Monday, June 6, 2011
With no disrespect meant to his other four feature-length films, I will never love a Terrence Malick movie more than his first work Badlands (1973), his haunting fictionalized account of the infamous Charles Starkweather-Caril Ann Fugate murder-spree. Badlands is one of the great American films, a mesmerizing masterpiece that is all the more remarkable whan one considers how relatively inexperienced Malick was at the time of its filming.
Perhaps it is the certain naivety in Badlands that makes it appeal so much more to me than any of Malick’s other films. With Badlands we can still feel a certain freshness and yearning in every frame which can only come with a filmmaker’s early work before they are bogged down with acclaim and expectation. While Badlands is now rightly considered one of the great American films of the seventies it is important to remember that it was an extremely low-budget movie shot quickly by a young filmmaker still learning his craft.
I am attracted to Badlands for a number of reasons with one being my fascination with the horrifying case that inspired it. The Starkweather-Fugate case is one of the most chilling in American history and it is also one of the most cinematic. With Badlands, Malick managed to make both a film that is as unsettling as it is romantic. Like the many films it would inspire such as McBride's Breathless, Scott's True Romance and Stone's Natural Born Killers, Badlands brilliantly walks the line between being a film about criminals and a film about lovers.
Watching Badlands is such a rewarding experience that is a bit hard to know where to begin in describing it. It’s a bit like a dream that is marked by two unforgettable faces, a score that will stay with you for the rest of your life and some of the most breathtaking photography imaginable. Badlands is a film-lovers wet-dream captured in a breathtakingly hypnotic ninety-minute package.

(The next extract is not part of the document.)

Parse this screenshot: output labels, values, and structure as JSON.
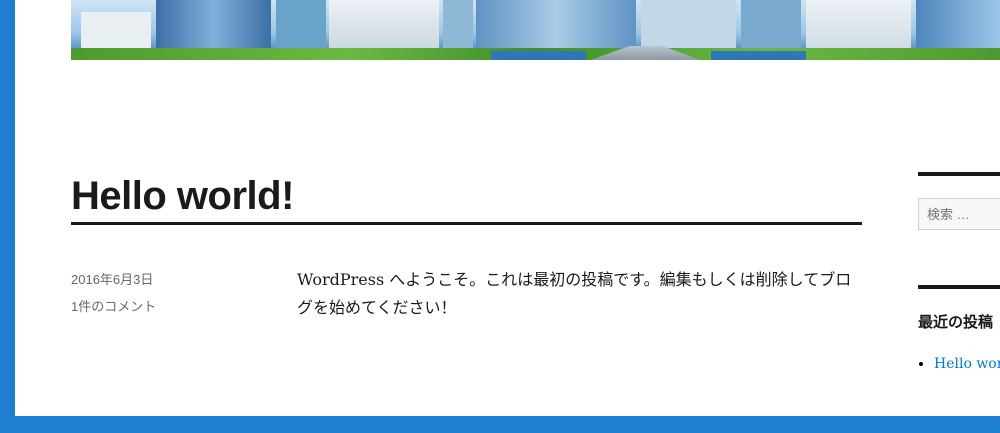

Without trying to take away anything from Malick’s stirring direction or Tak Fujimoto’s dazzling cinematography, I often wonder just how much Badlands would have resonated if it weren't for the performances of Martin Sheen and Sissy Spacek. I mean, was there ever a more perfectly cast film ever made? Sheen, exuding the James Dean like coolness that Starkweather so much yearned for, is astonishing in the film and I think it stands as the best work of a very distinguished career. His unnerving nonchalance is simultaneously charming and terrifying and he finds a real poetry in Malick’s dialogue, that might have felt rather pedestrian in a lesser actors hands. The stunning Spacek is just as powerful with her almost childlike voiceover becoming part of the film's exquisite musical soundtrack. Like Beatty and Dunaway in Bonnie and Clyde (a film that absolutely inspired sections of Badlands) Sheen and Spacek find a tenderness in savagery and manage to sell what should be an unsellable romance.
With its powerful foreshadowing of what would happen in our mock-celebrity obsessed culture, Badlands arrived in 1973 to a mostly stunned response. Perhaps my favorite reaction came from Bruce Springsteen as the film inspired not only one of his most powerful songs but also set in motion Nebraska, his powerhouse 1980 album that, like Badlands, is one of the most distinctive and great works modern American art has provided in the past fifty years.
I’m a bit baffled why Badlands hasn’t been granted the same kind of attention on home video that Malick’s other films have received. It has never been granted a deserved special-edition release and a Blu-ray, like the film’s jaw-dropping soundtrack, is still missing in action. I must admit that I don’t share the rabid admiration for Malick’s works as a whole that many of my friends do but Badlands will haunt my memories forever.